Overview


This boy fled Boko Haram violence in the area of Mafa. He now lives in Muna Garage IDP camp, in the outskirts of Maiduguri, Borno State, Nigeria and benefits from psycho-social support services provided by IOM. Credit: OCHA/Y.Guerda

The eight-year conflict in North-East Nigeria has created a deepening humanitarian crisis. Boko Haram violence and military operations continue to affect millions of people, and some 8.5 million people need urgent assistance in the worst-affected Borno, Adamawa and Yobe states. Almost 1.9 million people, of which more than half are children, have been forced to flee their homes.
 
In 2017, over 70 humanitarian organizations plan to assist 6.9 million people with nutrition, food, shelter, health, education, protection and water and sanitation support. Assistance will include early recovery and livelihood interventions to help people out of crisis and back on the path to development. Public partners, relief organizations and other key stakeholders involved in the humanitarian response in Nigeria, collectively expressed support for the establishment of the NHF as a strategic and vital tool to deliver the most urgent humanitarian relief.
 
In February 2017, the United Nations Under-Secretary-General for Humanitarian Affairs and Emergency Relief Coordinator launched the NHF – a Country-based Pooled Fund (CBPF) managed by the UN Office for the Coordination of Humanitarian (OCHA) – in support of life-saving humanitarian and recovery operations in Nigeria.

An investment in humanity

The NHF provides an opportunity for donors to pool their contributions to deliver a stronger collective response. It will help in-country relief organizations to reach the most vulnerable people and ensure maximum impact of limited resources:
 
  • the NHF is inclusive and promotes partnerships: Funds are directly available to a wide range of relief partners. This includes international, national and local non-governmental organizations (NGOs), UN Agencies and Red Cross/Red Crescent Organizations.
  • the NHF is timely and flexible: It supports the delivery of an agile response in a fluid emergency.
  • the NHF is efficient and accountable: It minimizes transaction costs and provides transparency and accountability. Recipient organizations are thoroughly evaluated and relief projects are monitored with regular reporting on achievements.

Coordinated, timely allocations

Under the leadership of the Humanitarian Coordinator (HC) in Nigeria, the NHF will boost the response with direct allocations to frontline responders for activities prioritized within the programmatic framework of the Nigeria Humanitarian Response Plan (HRP). This ensures that funding is available and prioritized at the local level by those closest to people in need.
 
The HC is supported by the Humanitarian Country Team and the NHF Advisory Board. The advisory board includes representatives of donors, national and international NGOs and UN agencies to ensure decisions reflect the views across the humanitarian community.
 
Operational support is provided by OCHA’s Humanitarian Financing Unit based in Maiduguri in Nigeria’s northeast.
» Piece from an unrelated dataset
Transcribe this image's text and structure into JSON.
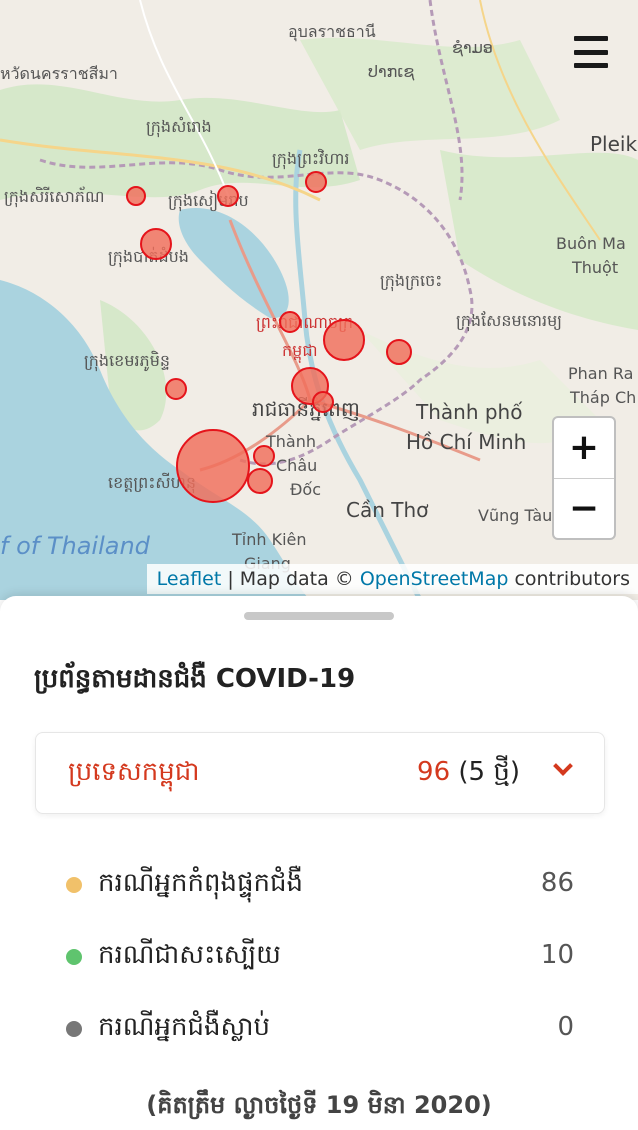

This set-up ensures that the NHF is managed from the epicentre of the crisis with allocation processes and monitoring close to operational partners and their projects, while maintaining a close link to strategic decision-making in the capital, Abuja. OCHA’s wider coordination activities on the ground (including needs assessments and common humanitarian planning) also help to ensure effective use of NHF funds.
 
Like all CBPFs, the NHF is designed to complement other humanitarian funding sources, such as bilateral funding and the Central Emergency Response Fund.

About CBPFs

There are currently 18 active CBPFs globally. In 2016, they allocated more than $720 million to enable humanitarian partners to deliver lifesaving assistance to millions of people affected by natural disasters and armed conflicts. Following the 2016 World Humanitarian Summit, the UN Secretary-General stressed the critical role of CBPFs, and called on donors to increase the proportion of HRP funding channelled through CBPFs to 15 per cent by 2018. This would translate to close to $2 billion annually.